Djembe Rhythm Traditional Mandingue
This logo was created by Mamady Keïta.
It groups under the same banner all African artists who are concerned with preserving traditional Mande music in all its forms, both artistic and social.
Many artists have already responded to this call. They are the ones who have signed this page.
An instrument does not fall from the sky. It is created from an idea. A man thought it, reflected upon it and created it. This reflection, this thought, this history must not be lost.
An instrument represents a culture that must be learned. Thus, one respects the instrument and the culture from which it comes.
The djembe is not a primitive instrument on which one beats in just any way. There is a history behind it, a tradition that is transmitted from generation to generation…
It is played by very specific ethnic groups and individuals… It is played on special occasions… It has a specific importance within Mande society, an immutable symbolism…
All the rhythms have names, a history transmitted from generation to generation, and it is necessary to know them.
Alas, many djembe players around the world use the instrument only for personal enjoyment. We solemnly ask them here to respect the instrument and its culture, and to respect the traditional rhythms.
Today there are thousands of djembe “masters” around the world. They call themselves “masters” but they are merely players, sometimes great players, but not masters.
One doesn’t bestow this title on oneself! Among the Mande people, one receives the title after having passed many tests of technique, of rhythm.
A master must also have been initiated. This is very important. Without this step, no one can lay claim to this title.
The djembe is not reserved only for tradition. It is a popular instrument that can harmonize with all other instruments. It is open to all. There are performances and then there is the tradition. One must not confuse them. They are completely different
Drum and dance troupes in Africa are based on tradition, but are all changing in order to entertain. It is necessary to keep this distinction in mind and to know which context we are referring to.
Teachers, especially African teachers, should have the courage to tell their students that they don’t always know the tradition, that they are sometimes from another ethnic group, that they, themselves, are creating the rhythms.

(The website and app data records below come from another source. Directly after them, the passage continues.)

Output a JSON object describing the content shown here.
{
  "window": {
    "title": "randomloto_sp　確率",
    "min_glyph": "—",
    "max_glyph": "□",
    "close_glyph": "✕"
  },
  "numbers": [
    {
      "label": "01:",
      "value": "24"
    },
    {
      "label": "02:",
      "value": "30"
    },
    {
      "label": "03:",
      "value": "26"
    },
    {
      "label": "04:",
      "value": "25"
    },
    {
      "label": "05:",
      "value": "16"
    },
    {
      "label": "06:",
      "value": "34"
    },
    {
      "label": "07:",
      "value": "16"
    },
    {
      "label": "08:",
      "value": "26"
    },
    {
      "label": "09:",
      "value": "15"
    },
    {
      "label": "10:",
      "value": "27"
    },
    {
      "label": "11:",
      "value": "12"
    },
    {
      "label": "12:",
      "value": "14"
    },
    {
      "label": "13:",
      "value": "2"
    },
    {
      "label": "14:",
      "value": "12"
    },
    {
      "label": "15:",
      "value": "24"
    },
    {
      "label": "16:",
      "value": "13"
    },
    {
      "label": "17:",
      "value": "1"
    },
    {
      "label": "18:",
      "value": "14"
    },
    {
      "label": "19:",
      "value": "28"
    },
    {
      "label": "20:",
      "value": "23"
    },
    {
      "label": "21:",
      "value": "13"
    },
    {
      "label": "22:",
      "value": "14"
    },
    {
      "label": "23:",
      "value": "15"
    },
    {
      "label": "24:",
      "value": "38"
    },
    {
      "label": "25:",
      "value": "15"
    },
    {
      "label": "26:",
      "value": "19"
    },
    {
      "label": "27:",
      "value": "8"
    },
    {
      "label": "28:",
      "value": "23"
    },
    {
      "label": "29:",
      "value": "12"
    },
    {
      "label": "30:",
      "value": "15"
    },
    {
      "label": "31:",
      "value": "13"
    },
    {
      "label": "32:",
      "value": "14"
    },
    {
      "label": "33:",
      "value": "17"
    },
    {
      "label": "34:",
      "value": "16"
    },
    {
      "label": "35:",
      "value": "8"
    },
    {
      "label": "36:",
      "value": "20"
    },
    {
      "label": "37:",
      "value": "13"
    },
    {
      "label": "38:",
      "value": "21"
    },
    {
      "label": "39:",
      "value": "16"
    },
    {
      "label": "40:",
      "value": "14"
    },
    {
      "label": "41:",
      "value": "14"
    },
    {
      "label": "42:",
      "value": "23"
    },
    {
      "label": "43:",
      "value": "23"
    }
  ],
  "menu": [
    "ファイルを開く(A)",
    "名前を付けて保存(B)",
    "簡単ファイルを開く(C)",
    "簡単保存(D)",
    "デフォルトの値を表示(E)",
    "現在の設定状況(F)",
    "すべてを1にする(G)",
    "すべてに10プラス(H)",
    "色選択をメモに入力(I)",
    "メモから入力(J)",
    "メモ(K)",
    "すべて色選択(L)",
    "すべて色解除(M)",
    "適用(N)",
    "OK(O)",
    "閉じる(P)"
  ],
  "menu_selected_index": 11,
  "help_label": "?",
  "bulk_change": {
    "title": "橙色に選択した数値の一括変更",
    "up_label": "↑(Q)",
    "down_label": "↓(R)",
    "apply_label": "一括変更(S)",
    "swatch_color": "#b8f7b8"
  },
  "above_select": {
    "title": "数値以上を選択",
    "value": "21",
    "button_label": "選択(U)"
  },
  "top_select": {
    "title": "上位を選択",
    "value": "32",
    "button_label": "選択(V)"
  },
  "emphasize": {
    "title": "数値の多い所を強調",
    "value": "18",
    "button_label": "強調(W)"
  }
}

Alas, the lie is often there for commercial reasons.. It is not necessary to betray tradition.. Otherwise, it will be lost, changed..and it is Africa, in the end, that will lose her soul…
Doudou N’Diaye Rose